Smithsonian

Excerpt from a short story by a young worker

“Ellen,” said I, “do you remember what is said of the bee, that it gathers honey even in a poisonous flower? May we not, in like manner, if our hearts are rightly attuned, find many pleasures connected with our employment? Why is it, then, that you so obstinately look altogether on the dark side of a factory life? I think you thought differently while you were at home, on a visit, last summer—for you were glad to come back to the mill, in less than four weeks. Tell me, now—why were you so glad to return to the ringing of the bell, the clatter of the machinery, the early rising, the half-hour dinner, and so on?”

I saw that my discontented friend was not in a humour to give me an answer—and I therefore went on with my talk.

“You are fully aware, Ellen, that a country life does not exclude people from labor—to say nothing of the inferior privileges of attending public worship—that people have often to go a distance to meeting of any kind—that books cannot be so easily obtained as they can here—that you cannot always have just such society as you wish—that you”—

She interrupted me, by saying, “We have no bell, with its everlasting ding-dong.”

“What difference does it make,” said I, “whether you shall be awaked by a bell, or the noisy bustle of a farm-house? For, you know, farmers are generally up as early in the morning as we are obliged to rise.”

“But then,” said Ellen, “country people have none of the clattering of machinery constantly dinning in their ears.”

"True,” I replied, “but they have what is worse—and that is, a dull, lifeless silence all around them. The hens may cackle sometimes, and the geese gabble, and the pigs squeal”—

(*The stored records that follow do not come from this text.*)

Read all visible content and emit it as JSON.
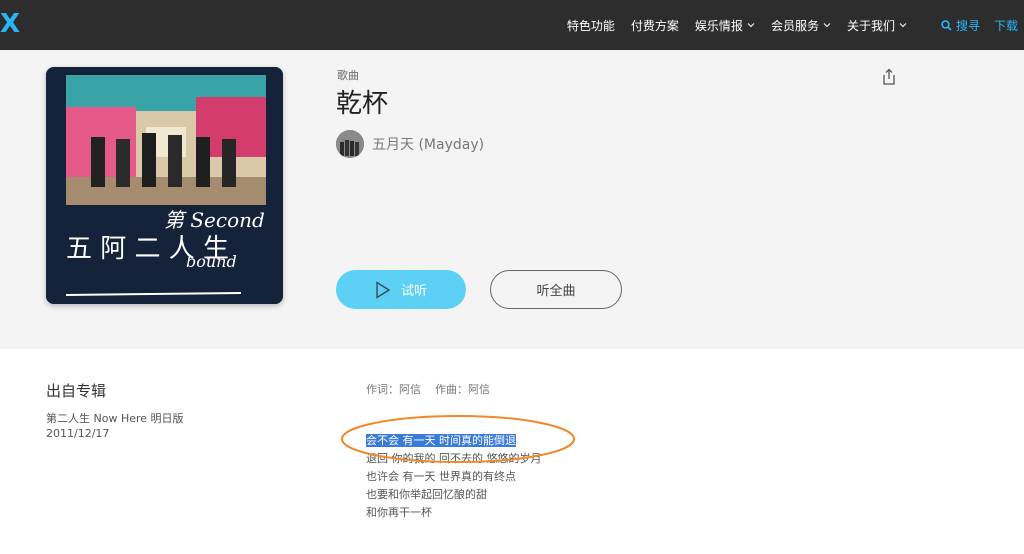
{
  "header": {
    "logo": "X",
    "nav": [
      {
        "label": "特色功能",
        "has_dropdown": false
      },
      {
        "label": "付费方案",
        "has_dropdown": false
      },
      {
        "label": "娱乐情报",
        "has_dropdown": true
      },
      {
        "label": "会员服务",
        "has_dropdown": true
      },
      {
        "label": "关于我们",
        "has_dropdown": true
      }
    ],
    "search_label": "搜寻",
    "download_label": "下载"
  },
  "song": {
    "type_label": "歌曲",
    "title": "乾杯",
    "artist": "五月天 (Mayday)",
    "play_label": "试听",
    "full_label": "听全曲"
  },
  "album": {
    "heading": "出自专辑",
    "name": "第二人生 Now Here 明日版",
    "date": "2011/12/17"
  },
  "credits": {
    "lyricist": "作词：阿信",
    "composer": "作曲：阿信"
  },
  "lyrics": [
    "会不会 有一天 时间真的能倒退",
    "退回 你的我的 回不去的 悠悠的岁月",
    "也许会 有一天 世界真的有终点",
    "也要和你举起回忆酿的甜",
    "和你再干一杯"
  ],
  "colors": {
    "topbar": "#2d2d2d",
    "accent": "#29b6f6",
    "play_button": "#5cd1f5",
    "selection": "#3b7bd8",
    "annotation": "#f0882c"
  }
}
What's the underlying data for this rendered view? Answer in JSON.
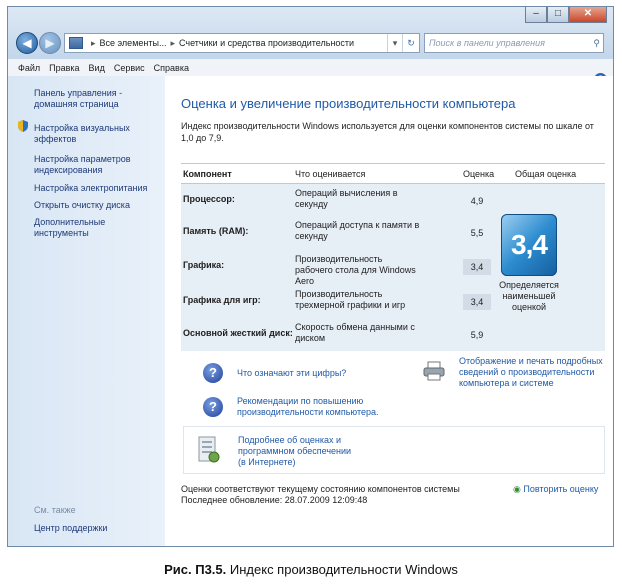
{
  "address": {
    "crumb1": "Все элементы...",
    "crumb2": "Счетчики и средства производительности"
  },
  "search": {
    "placeholder": "Поиск в панели управления"
  },
  "menu": [
    "Файл",
    "Правка",
    "Вид",
    "Сервис",
    "Справка"
  ],
  "sidebar": {
    "items": [
      "Панель управления - домашняя страница",
      "Настройка визуальных эффектов",
      "Настройка параметров индексирования",
      "Настройка электропитания",
      "Открыть очистку диска",
      "Дополнительные инструменты"
    ],
    "see_also": "См. также",
    "support": "Центр поддержки"
  },
  "main": {
    "title": "Оценка и увеличение производительности компьютера",
    "intro": "Индекс производительности Windows используется для оценки компонентов системы по шкале от 1,0 до 7,9.",
    "headers": {
      "component": "Компонент",
      "what": "Что оценивается",
      "score": "Оценка",
      "overall": "Общая оценка"
    },
    "rows": [
      {
        "component": "Процессор:",
        "what": "Операций вычисления в секунду",
        "score": "4,9"
      },
      {
        "component": "Память (RAM):",
        "what": "Операций доступа к памяти в секунду",
        "score": "5,5"
      },
      {
        "component": "Графика:",
        "what": "Производительность рабочего стола для Windows Aero",
        "score": "3,4"
      },
      {
        "component": "Графика для игр:",
        "what": "Производительность трехмерной графики и игр",
        "score": "3,4"
      },
      {
        "component": "Основной жесткий диск:",
        "what": "Скорость обмена данными с диском",
        "score": "5,9"
      }
    ],
    "overall_score": "3,4",
    "overall_desc": "Определяется наименьшей оценкой",
    "link_numbers": "Что означают эти цифры?",
    "link_print": "Отображение и печать подробных сведений о производительности компьютера и системе",
    "link_tips": "Рекомендации по повышению производительности компьютера.",
    "link_more": "Подробнее об оценках и программном обеспечении (в Интернете)",
    "footer_line1": "Оценки соответствуют текущему состоянию компонентов системы",
    "footer_line2": "Последнее обновление: 28.07.2009 12:09:48",
    "rerun": "Повторить оценку"
  },
  "caption": {
    "label": "Рис. П3.5.",
    "text": "Индекс производительности Windows"
  }
}
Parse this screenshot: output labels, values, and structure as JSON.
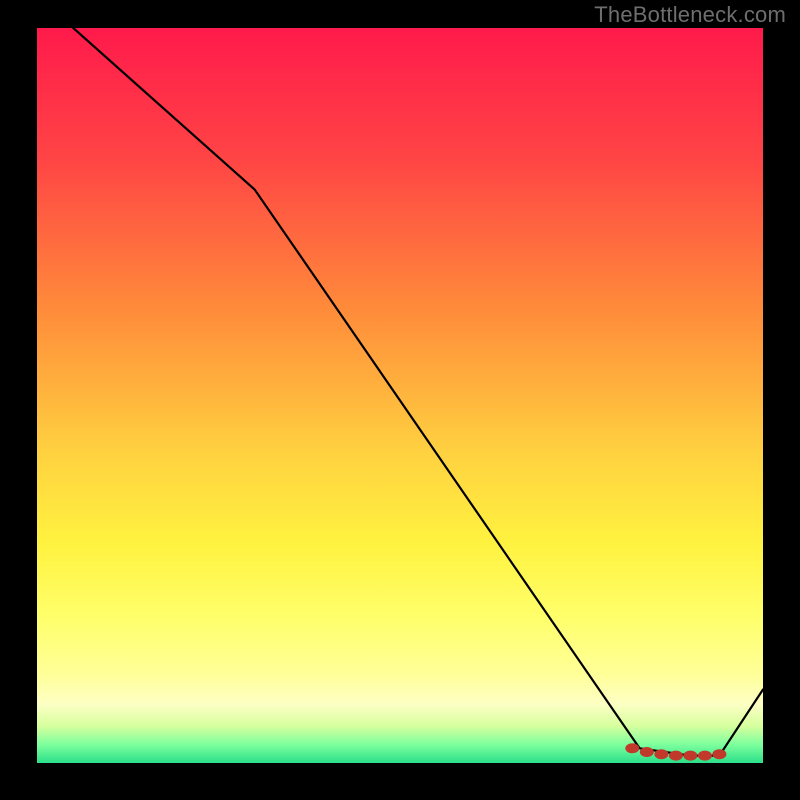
{
  "watermark": "TheBottleneck.com",
  "chart_data": {
    "type": "line",
    "title": "",
    "xlabel": "",
    "ylabel": "",
    "xlim": [
      0,
      100
    ],
    "ylim": [
      0,
      100
    ],
    "series": [
      {
        "name": "curve",
        "x": [
          5,
          30,
          83,
          90,
          94,
          100
        ],
        "values": [
          100,
          78,
          2,
          1,
          1,
          10
        ]
      }
    ],
    "markers": {
      "name": "optimal-zone",
      "x": [
        82,
        84,
        86,
        88,
        90,
        92,
        94
      ],
      "values": [
        2,
        1.5,
        1.2,
        1.0,
        1.0,
        1.0,
        1.2
      ]
    },
    "gradient_stops": [
      {
        "pct": 0,
        "color": "#ff1a4b"
      },
      {
        "pct": 18,
        "color": "#ff4545"
      },
      {
        "pct": 38,
        "color": "#ff8a3a"
      },
      {
        "pct": 58,
        "color": "#ffd240"
      },
      {
        "pct": 70,
        "color": "#fff23f"
      },
      {
        "pct": 80,
        "color": "#ffff6a"
      },
      {
        "pct": 88,
        "color": "#ffff99"
      },
      {
        "pct": 92,
        "color": "#fdffc4"
      },
      {
        "pct": 95,
        "color": "#d6ff9e"
      },
      {
        "pct": 97.5,
        "color": "#7dff9d"
      },
      {
        "pct": 100,
        "color": "#2bdf8a"
      }
    ]
  }
}
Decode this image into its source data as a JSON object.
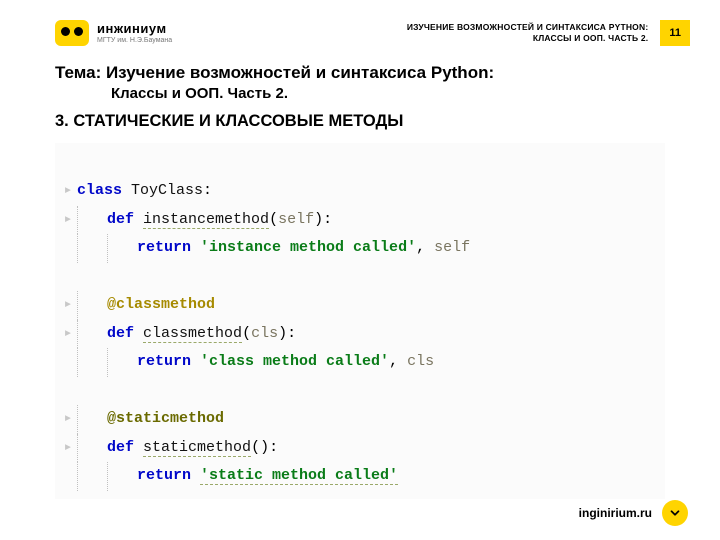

Ellen’s hearty laugh interrupted my description—and presently we proceeded, very pleasantly, to compare a country life with a factory life in Lowell.

The Lowell Offering, 1840